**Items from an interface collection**
========================================

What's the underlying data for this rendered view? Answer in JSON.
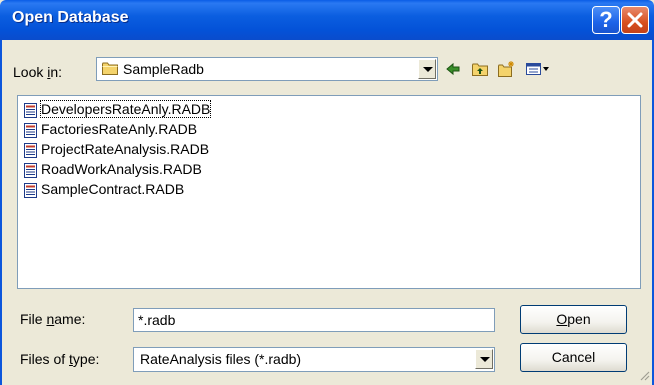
{
  "window": {
    "title": "Open Database"
  },
  "lookin": {
    "label_pre": "Look ",
    "label_key": "i",
    "label_post": "n:",
    "value": "SampleRadb"
  },
  "toolbar": {
    "icons": [
      "back-icon",
      "up-folder-icon",
      "new-folder-icon",
      "views-menu-icon"
    ]
  },
  "files": [
    {
      "name": "DevelopersRateAnly.RADB",
      "selected": true
    },
    {
      "name": "FactoriesRateAnly.RADB",
      "selected": false
    },
    {
      "name": "ProjectRateAnalysis.RADB",
      "selected": false
    },
    {
      "name": "RoadWorkAnalysis.RADB",
      "selected": false
    },
    {
      "name": "SampleContract.RADB",
      "selected": false
    }
  ],
  "filename": {
    "label_pre": "File ",
    "label_key": "n",
    "label_post": "ame:",
    "value": "*.radb"
  },
  "filetype": {
    "label_pre": "Files of ",
    "label_key": "t",
    "label_post": "ype:",
    "value": "RateAnalysis files (*.radb)"
  },
  "buttons": {
    "open_key": "O",
    "open_rest": "pen",
    "cancel": "Cancel"
  },
  "colors": {
    "titlebar": "#0452d8",
    "face": "#ece9d8",
    "border": "#7f9db9",
    "close": "#d8501f"
  }
}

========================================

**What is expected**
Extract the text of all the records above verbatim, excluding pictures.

**Result**
What's the underlying data for this rendered view? Answer in JSON.
{
  "window": {
    "title": "Open Database"
  },
  "lookin": {
    "label_pre": "Look ",
    "label_key": "i",
    "label_post": "n:",
    "value": "SampleRadb"
  },
  "toolbar": {
    "icons": [
      "back-icon",
      "up-folder-icon",
      "new-folder-icon",
      "views-menu-icon"
    ]
  },
  "files": [
    {
      "name": "DevelopersRateAnly.RADB",
      "selected": true
    },
    {
      "name": "FactoriesRateAnly.RADB",
      "selected": false
    },
    {
      "name": "ProjectRateAnalysis.RADB",
      "selected": false
    },
    {
      "name": "RoadWorkAnalysis.RADB",
      "selected": false
    },
    {
      "name": "SampleContract.RADB",
      "selected": false
    }
  ],
  "filename": {
    "label_pre": "File ",
    "label_key": "n",
    "label_post": "ame:",
    "value": "*.radb"
  },
  "filetype": {
    "label_pre": "Files of ",
    "label_key": "t",
    "label_post": "ype:",
    "value": "RateAnalysis files (*.radb)"
  },
  "buttons": {
    "open_key": "O",
    "open_rest": "pen",
    "cancel": "Cancel"
  },
  "colors": {
    "titlebar": "#0452d8",
    "face": "#ece9d8",
    "border": "#7f9db9",
    "close": "#d8501f"
  }
}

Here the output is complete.